“There was a Japanese builder at the time that was rebranding a line of Taiwanese machinery,” he says. “It was being offered at a great price, and the control came with a 64-bit RISC processor so it cut pretty fast, even faster than our Okumas at that time. We learned pretty quickly, though, that it couldn’t take a hit. Rather than stopping with an error when an axis became overloaded, something mechanical would slip and the machine would be down. Each incident meant a call to the service guy. Compared to an Okuma, it was half the machine.”
Klomp learned his lesson. He’s since gone on to purchase an additional Okuma machining centre from Thomas Skinner, a Genos M560-V VMC with 15,000 rpm and 1050 x 560 mm (41 x 22 in.) X and Y travels. Equipped with Super-NURBS, the control supports high speed mould machining through definition of a tolerance band that creates a “best fit” curve through the intended toolpath. This produces smooth motion without sacrificing productivity and, as an added benefit, is easy to program.
He had to do some rearranging to fit the last machine in. The company’s five Okuma’s, 12 employees, and an eclectic mix of wire and sinker EDM, pantographs, grinders and miscellaneous manual and CNC equipment fit into just 700 sq m (7,500 sq ft) of floor space; Klomp and his employees refer to the back part of the shop as “Okuma Land.” Despite the tight squeeze, everyone’s happy with the new machine, and the operators have no trouble bouncing between today’s OSP control to one that’s more than two decades old.
“The OSP control is very user friendly, especially with 3D surfacing,” he says. “You give it a number: this is the accuracy I’m looking for, and the machine just does it. By comparison, we have a graphite mill with a different brand of control. When we first bought it, we had to bring someone in from Japan to tweak the parameters until we were happy with the performance. Even now, we don’t have a clue what some of those numbers mean.”

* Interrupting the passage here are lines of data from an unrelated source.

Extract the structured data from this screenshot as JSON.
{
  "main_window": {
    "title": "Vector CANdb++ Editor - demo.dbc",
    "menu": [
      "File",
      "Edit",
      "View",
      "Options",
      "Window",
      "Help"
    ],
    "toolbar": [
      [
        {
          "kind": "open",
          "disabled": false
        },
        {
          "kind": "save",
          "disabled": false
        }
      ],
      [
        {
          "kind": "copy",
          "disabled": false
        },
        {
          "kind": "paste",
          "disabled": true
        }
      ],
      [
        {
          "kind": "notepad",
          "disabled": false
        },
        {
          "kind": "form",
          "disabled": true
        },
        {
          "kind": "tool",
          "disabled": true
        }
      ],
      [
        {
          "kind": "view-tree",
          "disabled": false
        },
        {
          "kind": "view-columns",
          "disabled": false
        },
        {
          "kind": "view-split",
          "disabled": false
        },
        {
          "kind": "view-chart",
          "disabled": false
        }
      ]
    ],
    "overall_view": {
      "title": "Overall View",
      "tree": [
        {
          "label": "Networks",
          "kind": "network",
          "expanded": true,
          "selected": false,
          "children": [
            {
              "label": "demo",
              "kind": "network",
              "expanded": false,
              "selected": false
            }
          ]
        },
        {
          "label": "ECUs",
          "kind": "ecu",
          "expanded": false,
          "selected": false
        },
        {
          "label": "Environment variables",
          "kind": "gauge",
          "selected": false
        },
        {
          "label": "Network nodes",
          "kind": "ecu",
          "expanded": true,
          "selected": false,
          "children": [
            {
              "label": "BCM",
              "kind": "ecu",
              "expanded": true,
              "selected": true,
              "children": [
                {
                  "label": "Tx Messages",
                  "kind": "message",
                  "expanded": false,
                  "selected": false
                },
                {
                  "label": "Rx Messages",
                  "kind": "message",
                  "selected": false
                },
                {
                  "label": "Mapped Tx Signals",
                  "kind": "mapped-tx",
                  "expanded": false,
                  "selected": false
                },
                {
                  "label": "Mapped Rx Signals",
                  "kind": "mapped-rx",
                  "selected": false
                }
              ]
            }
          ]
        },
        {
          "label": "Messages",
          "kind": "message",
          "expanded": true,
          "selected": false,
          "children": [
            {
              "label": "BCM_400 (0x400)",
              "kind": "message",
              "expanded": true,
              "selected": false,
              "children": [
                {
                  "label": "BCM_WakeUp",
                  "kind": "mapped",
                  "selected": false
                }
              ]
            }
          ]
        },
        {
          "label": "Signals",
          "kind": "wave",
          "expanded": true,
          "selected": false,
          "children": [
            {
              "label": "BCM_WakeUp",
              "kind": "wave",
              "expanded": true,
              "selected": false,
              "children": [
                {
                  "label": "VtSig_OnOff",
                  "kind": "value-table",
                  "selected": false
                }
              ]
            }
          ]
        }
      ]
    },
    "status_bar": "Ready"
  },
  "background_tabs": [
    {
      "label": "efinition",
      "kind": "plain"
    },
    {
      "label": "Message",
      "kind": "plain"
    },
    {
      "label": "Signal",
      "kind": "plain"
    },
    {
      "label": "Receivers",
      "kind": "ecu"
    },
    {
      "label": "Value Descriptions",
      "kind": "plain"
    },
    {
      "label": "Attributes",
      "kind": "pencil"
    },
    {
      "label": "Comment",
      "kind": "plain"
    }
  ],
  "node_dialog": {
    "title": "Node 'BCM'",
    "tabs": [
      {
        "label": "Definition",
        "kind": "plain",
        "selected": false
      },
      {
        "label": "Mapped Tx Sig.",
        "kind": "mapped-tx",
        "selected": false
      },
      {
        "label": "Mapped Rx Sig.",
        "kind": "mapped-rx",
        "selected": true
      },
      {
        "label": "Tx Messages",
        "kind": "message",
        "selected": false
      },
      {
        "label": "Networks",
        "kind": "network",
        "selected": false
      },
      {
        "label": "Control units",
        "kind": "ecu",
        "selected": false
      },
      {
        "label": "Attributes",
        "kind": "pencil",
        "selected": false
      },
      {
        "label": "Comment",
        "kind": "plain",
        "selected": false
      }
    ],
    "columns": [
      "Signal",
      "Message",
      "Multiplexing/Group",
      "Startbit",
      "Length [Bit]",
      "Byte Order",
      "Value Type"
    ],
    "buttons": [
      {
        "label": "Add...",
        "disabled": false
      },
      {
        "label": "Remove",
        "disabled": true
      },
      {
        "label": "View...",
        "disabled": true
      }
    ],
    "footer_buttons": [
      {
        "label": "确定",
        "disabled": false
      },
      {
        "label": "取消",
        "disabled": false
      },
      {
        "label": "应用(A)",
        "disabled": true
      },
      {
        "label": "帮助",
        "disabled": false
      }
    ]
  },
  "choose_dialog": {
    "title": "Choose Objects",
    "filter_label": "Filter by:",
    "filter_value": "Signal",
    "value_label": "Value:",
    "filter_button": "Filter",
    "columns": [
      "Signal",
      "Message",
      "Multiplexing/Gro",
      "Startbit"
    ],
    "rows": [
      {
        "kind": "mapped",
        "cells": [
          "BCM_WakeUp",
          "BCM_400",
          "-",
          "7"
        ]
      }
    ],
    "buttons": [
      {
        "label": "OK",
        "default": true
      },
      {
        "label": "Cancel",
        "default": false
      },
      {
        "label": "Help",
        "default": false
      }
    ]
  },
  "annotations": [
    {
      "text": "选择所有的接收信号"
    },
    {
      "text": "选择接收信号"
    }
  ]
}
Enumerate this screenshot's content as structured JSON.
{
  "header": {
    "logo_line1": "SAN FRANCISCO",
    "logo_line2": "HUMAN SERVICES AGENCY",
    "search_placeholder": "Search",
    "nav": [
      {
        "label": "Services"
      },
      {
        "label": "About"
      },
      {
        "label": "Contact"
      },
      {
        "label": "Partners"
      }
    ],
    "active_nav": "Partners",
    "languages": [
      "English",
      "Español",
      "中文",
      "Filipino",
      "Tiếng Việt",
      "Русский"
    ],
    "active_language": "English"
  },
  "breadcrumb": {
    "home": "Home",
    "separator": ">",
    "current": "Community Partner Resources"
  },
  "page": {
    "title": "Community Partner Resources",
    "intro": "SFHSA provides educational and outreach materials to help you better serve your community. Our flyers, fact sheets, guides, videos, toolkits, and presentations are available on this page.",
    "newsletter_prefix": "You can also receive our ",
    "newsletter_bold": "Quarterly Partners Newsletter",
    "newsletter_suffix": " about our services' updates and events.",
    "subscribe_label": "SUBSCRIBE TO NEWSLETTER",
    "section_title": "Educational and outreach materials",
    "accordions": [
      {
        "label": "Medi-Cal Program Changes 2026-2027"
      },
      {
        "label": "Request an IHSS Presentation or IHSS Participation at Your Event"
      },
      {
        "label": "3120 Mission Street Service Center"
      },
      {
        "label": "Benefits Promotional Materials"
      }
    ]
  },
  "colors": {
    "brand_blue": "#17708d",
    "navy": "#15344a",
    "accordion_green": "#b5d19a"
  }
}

With Innovative’s product mix, efficiency is important. Klomp learned early on that a centralized programming function wasn’t going to work for them, so today each machinist is responsible for programming his or her own machine. A typical setup starts with clamping down a block of metal, programming the roughing toolpath, and starting on the next operation while the machine is cutting. Klomp admits his unorthodox approach takes a higher level of operator skill, not to mention additional licenses of CAM software, but he has come to realize it’s the best way to run things at Innovative.
“We’re a small shop. If there’s only one person doing the programming and there’s a problem, the machine has to wait while the code gets fixed. It’s simply less efficient, especially when you might only be making one of those parts. For us, it’s a matter of getting that thing cut as fast as possible. The Okuma helps us do that.” SMT